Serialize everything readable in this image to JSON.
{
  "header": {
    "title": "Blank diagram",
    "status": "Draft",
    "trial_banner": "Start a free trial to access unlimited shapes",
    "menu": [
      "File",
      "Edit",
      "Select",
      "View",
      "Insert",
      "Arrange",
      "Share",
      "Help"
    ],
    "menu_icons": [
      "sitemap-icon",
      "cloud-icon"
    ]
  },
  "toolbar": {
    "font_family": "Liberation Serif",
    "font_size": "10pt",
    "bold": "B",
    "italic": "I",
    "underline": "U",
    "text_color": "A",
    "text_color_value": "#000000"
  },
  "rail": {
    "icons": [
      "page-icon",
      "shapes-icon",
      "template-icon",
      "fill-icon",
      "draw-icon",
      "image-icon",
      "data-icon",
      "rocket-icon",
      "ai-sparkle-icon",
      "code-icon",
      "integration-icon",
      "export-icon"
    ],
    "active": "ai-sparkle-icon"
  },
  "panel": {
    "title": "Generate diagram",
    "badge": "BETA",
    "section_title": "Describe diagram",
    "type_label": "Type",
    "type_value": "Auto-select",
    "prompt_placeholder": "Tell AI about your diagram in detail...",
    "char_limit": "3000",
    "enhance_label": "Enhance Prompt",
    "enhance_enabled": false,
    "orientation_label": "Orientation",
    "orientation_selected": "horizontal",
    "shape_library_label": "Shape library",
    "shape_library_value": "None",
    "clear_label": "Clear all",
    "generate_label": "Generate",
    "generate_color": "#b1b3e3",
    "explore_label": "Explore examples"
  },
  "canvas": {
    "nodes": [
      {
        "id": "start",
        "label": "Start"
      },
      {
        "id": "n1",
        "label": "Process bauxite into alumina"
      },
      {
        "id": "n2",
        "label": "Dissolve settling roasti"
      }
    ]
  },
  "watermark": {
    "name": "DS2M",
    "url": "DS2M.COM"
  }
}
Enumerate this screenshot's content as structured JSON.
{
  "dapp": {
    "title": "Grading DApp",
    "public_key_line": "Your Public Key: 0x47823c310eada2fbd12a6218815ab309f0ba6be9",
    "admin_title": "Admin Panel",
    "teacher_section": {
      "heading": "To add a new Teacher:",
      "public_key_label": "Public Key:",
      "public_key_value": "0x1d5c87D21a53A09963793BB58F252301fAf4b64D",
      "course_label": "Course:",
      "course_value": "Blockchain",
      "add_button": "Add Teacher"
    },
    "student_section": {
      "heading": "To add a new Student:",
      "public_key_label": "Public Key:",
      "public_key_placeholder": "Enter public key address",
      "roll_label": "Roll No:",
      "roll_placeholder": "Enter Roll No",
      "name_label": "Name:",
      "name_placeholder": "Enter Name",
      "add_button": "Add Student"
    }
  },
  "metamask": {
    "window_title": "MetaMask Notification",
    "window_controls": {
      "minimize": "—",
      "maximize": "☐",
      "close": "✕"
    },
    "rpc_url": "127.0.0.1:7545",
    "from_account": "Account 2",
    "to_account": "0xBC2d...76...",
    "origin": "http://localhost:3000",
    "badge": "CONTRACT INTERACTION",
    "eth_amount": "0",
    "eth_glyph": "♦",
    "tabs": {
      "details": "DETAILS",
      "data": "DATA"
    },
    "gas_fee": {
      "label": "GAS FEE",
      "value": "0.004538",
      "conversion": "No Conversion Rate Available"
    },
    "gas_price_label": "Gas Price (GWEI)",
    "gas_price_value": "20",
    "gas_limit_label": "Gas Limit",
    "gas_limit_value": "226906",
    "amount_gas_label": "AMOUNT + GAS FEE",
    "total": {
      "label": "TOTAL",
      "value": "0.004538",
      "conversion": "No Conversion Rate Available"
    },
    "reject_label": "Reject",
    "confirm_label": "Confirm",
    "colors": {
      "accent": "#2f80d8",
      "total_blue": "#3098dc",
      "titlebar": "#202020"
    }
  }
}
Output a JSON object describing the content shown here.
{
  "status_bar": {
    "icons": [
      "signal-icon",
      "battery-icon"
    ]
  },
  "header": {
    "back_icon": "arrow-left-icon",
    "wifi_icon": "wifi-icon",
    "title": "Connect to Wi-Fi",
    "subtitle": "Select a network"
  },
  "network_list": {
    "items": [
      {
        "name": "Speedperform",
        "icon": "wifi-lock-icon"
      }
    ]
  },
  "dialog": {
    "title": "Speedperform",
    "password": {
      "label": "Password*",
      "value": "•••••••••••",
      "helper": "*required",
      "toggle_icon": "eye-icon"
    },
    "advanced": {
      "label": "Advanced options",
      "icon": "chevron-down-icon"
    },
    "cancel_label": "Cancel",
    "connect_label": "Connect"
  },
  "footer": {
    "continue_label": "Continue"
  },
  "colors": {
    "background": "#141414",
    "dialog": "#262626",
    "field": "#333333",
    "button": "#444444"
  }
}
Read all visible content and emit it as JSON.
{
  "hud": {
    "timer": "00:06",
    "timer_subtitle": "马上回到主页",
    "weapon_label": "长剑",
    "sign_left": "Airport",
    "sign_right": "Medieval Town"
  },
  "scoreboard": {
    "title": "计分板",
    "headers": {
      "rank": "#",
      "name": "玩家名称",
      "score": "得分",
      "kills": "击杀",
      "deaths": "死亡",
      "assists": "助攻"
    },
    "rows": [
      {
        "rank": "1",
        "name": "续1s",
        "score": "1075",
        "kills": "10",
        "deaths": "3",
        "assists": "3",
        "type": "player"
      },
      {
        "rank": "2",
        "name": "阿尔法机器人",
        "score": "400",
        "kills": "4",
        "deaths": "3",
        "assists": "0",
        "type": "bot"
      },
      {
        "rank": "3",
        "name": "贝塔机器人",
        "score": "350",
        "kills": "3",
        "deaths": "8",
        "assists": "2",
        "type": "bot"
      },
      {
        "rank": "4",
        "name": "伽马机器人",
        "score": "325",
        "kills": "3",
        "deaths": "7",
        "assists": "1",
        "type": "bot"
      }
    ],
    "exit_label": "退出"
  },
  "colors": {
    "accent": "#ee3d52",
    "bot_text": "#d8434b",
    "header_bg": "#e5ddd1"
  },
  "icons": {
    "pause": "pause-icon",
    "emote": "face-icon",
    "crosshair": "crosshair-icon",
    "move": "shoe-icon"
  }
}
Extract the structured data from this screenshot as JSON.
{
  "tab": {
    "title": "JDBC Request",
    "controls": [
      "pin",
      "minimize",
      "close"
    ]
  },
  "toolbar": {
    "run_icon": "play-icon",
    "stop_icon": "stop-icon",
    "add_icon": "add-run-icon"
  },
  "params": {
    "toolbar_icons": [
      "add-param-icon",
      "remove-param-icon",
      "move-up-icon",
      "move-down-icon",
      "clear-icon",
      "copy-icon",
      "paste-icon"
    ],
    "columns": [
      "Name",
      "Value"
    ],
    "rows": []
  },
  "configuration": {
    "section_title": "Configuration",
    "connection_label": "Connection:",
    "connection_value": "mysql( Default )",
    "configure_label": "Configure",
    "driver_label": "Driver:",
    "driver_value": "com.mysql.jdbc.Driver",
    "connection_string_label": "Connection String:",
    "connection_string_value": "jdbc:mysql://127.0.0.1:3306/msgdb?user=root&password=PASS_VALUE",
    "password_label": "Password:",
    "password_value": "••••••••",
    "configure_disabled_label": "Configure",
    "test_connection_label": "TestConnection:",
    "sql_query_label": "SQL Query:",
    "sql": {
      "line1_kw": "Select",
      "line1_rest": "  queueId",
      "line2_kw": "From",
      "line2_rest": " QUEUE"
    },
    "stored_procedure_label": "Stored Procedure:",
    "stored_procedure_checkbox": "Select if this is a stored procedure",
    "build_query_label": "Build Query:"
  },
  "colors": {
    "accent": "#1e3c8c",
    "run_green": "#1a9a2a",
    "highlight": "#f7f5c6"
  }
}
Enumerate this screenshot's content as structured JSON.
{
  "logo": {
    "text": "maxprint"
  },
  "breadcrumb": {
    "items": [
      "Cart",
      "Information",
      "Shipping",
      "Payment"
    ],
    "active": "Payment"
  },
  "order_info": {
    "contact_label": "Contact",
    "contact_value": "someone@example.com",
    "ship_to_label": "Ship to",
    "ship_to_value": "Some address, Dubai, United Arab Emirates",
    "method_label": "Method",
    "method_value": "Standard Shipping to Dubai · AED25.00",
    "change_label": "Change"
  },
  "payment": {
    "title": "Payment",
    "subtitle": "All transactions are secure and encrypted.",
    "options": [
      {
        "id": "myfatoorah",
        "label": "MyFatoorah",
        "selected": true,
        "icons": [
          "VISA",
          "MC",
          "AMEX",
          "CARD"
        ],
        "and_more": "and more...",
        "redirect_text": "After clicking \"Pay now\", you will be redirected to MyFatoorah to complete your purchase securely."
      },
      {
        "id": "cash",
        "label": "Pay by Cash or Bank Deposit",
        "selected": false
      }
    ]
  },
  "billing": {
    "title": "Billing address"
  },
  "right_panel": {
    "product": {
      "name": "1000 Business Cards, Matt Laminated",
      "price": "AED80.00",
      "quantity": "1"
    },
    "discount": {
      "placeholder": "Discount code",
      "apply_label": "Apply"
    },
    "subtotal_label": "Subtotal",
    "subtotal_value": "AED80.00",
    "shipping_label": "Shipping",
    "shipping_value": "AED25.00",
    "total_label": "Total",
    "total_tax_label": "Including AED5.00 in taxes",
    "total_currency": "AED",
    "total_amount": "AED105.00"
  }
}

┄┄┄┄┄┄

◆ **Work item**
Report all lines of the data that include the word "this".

◆ **Answer box**
Serialize everything readable in this image to JSON.
Enumerate this screenshot's content as structured JSON.
Extract the structured data from this screenshot as JSON.
    "stored_procedure_checkbox": "Select if this is a stored procedure",
Enumerate this screenshot's content as structured JSON.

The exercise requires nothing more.